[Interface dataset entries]
________________________

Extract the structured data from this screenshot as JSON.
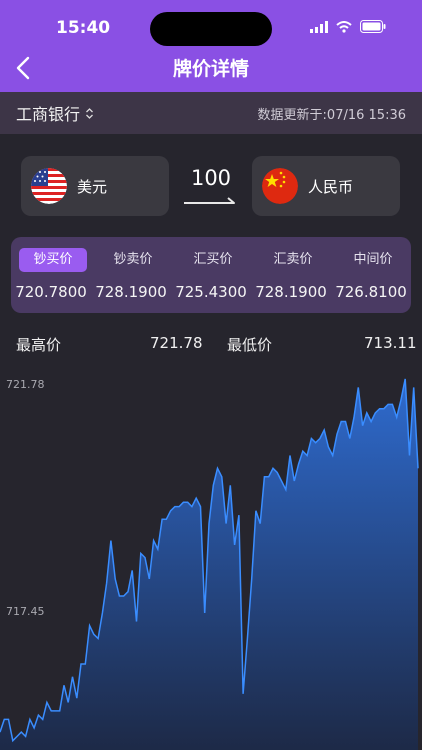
{
  "status": {
    "time": "15:40"
  },
  "nav": {
    "title": "牌价详情"
  },
  "bank_bar": {
    "bank_name": "工商银行",
    "updated": "数据更新于:07/16 15:36"
  },
  "converter": {
    "from_currency": "美元",
    "to_currency": "人民币",
    "amount": "100"
  },
  "rates": {
    "tabs": [
      {
        "label": "钞买价",
        "value": "720.7800"
      },
      {
        "label": "钞卖价",
        "value": "728.1900"
      },
      {
        "label": "汇买价",
        "value": "725.4300"
      },
      {
        "label": "汇卖价",
        "value": "728.1900"
      },
      {
        "label": "中间价",
        "value": "726.8100"
      }
    ],
    "active_index": 0
  },
  "summary": {
    "high_label": "最高价",
    "high_value": "721.78",
    "low_label": "最低价",
    "low_value": "713.11"
  },
  "colors": {
    "accent": "#8a50e4",
    "line": "#3a8dff"
  },
  "chart_data": {
    "type": "area",
    "title": "",
    "xlabel": "",
    "ylabel": "",
    "ytick_labels": [
      "721.78",
      "717.45"
    ],
    "ylim": [
      713.11,
      721.78
    ],
    "grid": false,
    "series": [
      {
        "values": [
          713.6,
          713.9,
          713.9,
          713.4,
          713.5,
          713.6,
          713.5,
          713.9,
          713.7,
          714.0,
          713.9,
          714.3,
          714.1,
          714.1,
          714.1,
          714.7,
          714.3,
          714.9,
          714.4,
          715.2,
          715.2,
          716.1,
          715.9,
          715.8,
          716.4,
          717.1,
          718.1,
          717.2,
          716.8,
          716.8,
          716.9,
          717.4,
          716.2,
          717.8,
          717.7,
          717.2,
          718.1,
          717.9,
          718.6,
          718.6,
          718.8,
          718.9,
          718.9,
          719.0,
          719.0,
          718.9,
          719.1,
          718.9,
          716.4,
          718.5,
          719.4,
          719.8,
          719.6,
          718.5,
          719.4,
          718.0,
          718.7,
          714.5,
          715.8,
          717.2,
          718.8,
          718.5,
          719.6,
          719.6,
          719.8,
          719.7,
          719.5,
          719.3,
          720.1,
          719.5,
          719.9,
          720.2,
          720.1,
          720.5,
          720.4,
          720.5,
          720.7,
          720.3,
          720.1,
          720.6,
          720.9,
          720.9,
          720.5,
          721.0,
          721.7,
          720.8,
          721.1,
          720.9,
          721.1,
          721.2,
          721.2,
          721.3,
          721.3,
          721.0,
          721.4,
          721.9,
          720.1,
          721.7,
          719.8
        ]
      }
    ]
  }
}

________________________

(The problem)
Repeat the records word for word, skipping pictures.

(Result of the task)
Extract the structured data from this screenshot as JSON.
{
  "status": {
    "time": "15:40"
  },
  "nav": {
    "title": "牌价详情"
  },
  "bank_bar": {
    "bank_name": "工商银行",
    "updated": "数据更新于:07/16 15:36"
  },
  "converter": {
    "from_currency": "美元",
    "to_currency": "人民币",
    "amount": "100"
  },
  "rates": {
    "tabs": [
      {
        "label": "钞买价",
        "value": "720.7800"
      },
      {
        "label": "钞卖价",
        "value": "728.1900"
      },
      {
        "label": "汇买价",
        "value": "725.4300"
      },
      {
        "label": "汇卖价",
        "value": "728.1900"
      },
      {
        "label": "中间价",
        "value": "726.8100"
      }
    ],
    "active_index": 0
  },
  "summary": {
    "high_label": "最高价",
    "high_value": "721.78",
    "low_label": "最低价",
    "low_value": "713.11"
  },
  "colors": {
    "accent": "#8a50e4",
    "line": "#3a8dff"
  },
  "chart_data": {
    "type": "area",
    "title": "",
    "xlabel": "",
    "ylabel": "",
    "ytick_labels": [
      "721.78",
      "717.45"
    ],
    "ylim": [
      713.11,
      721.78
    ],
    "grid": false,
    "series": [
      {
        "values": [
          713.6,
          713.9,
          713.9,
          713.4,
          713.5,
          713.6,
          713.5,
          713.9,
          713.7,
          714.0,
          713.9,
          714.3,
          714.1,
          714.1,
          714.1,
          714.7,
          714.3,
          714.9,
          714.4,
          715.2,
          715.2,
          716.1,
          715.9,
          715.8,
          716.4,
          717.1,
          718.1,
          717.2,
          716.8,
          716.8,
          716.9,
          717.4,
          716.2,
          717.8,
          717.7,
          717.2,
          718.1,
          717.9,
          718.6,
          718.6,
          718.8,
          718.9,
          718.9,
          719.0,
          719.0,
          718.9,
          719.1,
          718.9,
          716.4,
          718.5,
          719.4,
          719.8,
          719.6,
          718.5,
          719.4,
          718.0,
          718.7,
          714.5,
          715.8,
          717.2,
          718.8,
          718.5,
          719.6,
          719.6,
          719.8,
          719.7,
          719.5,
          719.3,
          720.1,
          719.5,
          719.9,
          720.2,
          720.1,
          720.5,
          720.4,
          720.5,
          720.7,
          720.3,
          720.1,
          720.6,
          720.9,
          720.9,
          720.5,
          721.0,
          721.7,
          720.8,
          721.1,
          720.9,
          721.1,
          721.2,
          721.2,
          721.3,
          721.3,
          721.0,
          721.4,
          721.9,
          720.1,
          721.7,
          719.8
        ]
      }
    ]
  }
}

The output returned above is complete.